ENTRIES SUPPLIED:

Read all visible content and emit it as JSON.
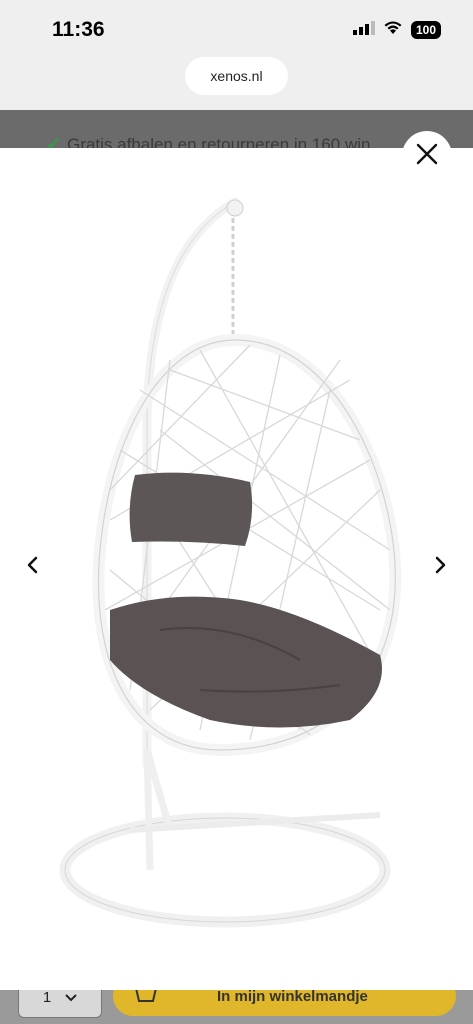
{
  "status_bar": {
    "time": "11:36",
    "battery": "100"
  },
  "browser": {
    "url": "xenos.nl"
  },
  "banner": {
    "text": "Gratis afhalen en retourneren in 160 win"
  },
  "gallery": {
    "image_alt": "White egg-shaped hanging chair with grey cushions",
    "prev_icon": "chevron-left-icon",
    "next_icon": "chevron-right-icon",
    "close_icon": "close-icon"
  },
  "cart": {
    "quantity": "1",
    "button_label": "In mijn winkelmandje"
  },
  "colors": {
    "accent": "#e0b72a",
    "check": "#2e9e48",
    "cushion": "#5d5656"
  }
}
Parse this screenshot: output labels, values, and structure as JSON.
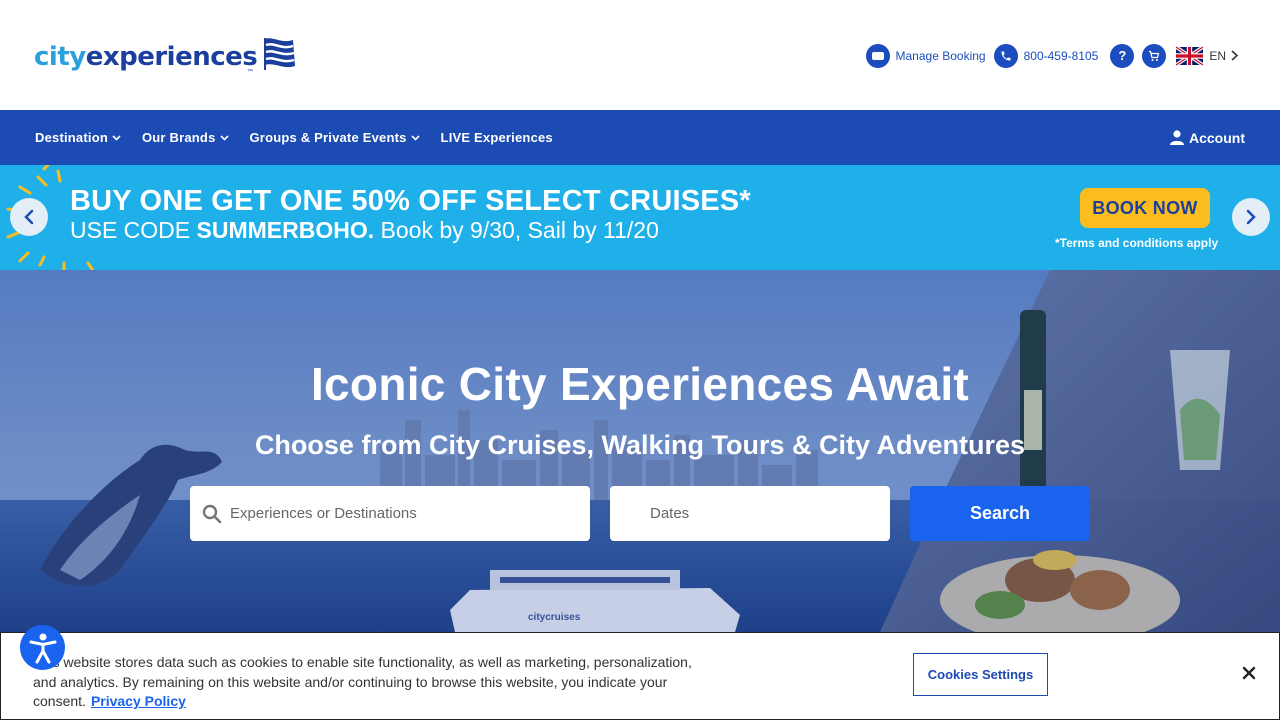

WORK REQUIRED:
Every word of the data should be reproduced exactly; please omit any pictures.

SOLUTION FOR THIS EXERCISE:
Read all visible content and emit it as JSON.
{
  "status_bar": {
    "time": "11:36",
    "battery": "100"
  },
  "browser": {
    "url": "xenos.nl"
  },
  "banner": {
    "text": "Gratis afhalen en retourneren in 160 win"
  },
  "gallery": {
    "image_alt": "White egg-shaped hanging chair with grey cushions",
    "prev_icon": "chevron-left-icon",
    "next_icon": "chevron-right-icon",
    "close_icon": "close-icon"
  },
  "cart": {
    "quantity": "1",
    "button_label": "In mijn winkelmandje"
  },
  "colors": {
    "accent": "#e0b72a",
    "check": "#2e9e48",
    "cushion": "#5d5656"
  }
}
Parse this screenshot: output labels, values, and structure as JSON.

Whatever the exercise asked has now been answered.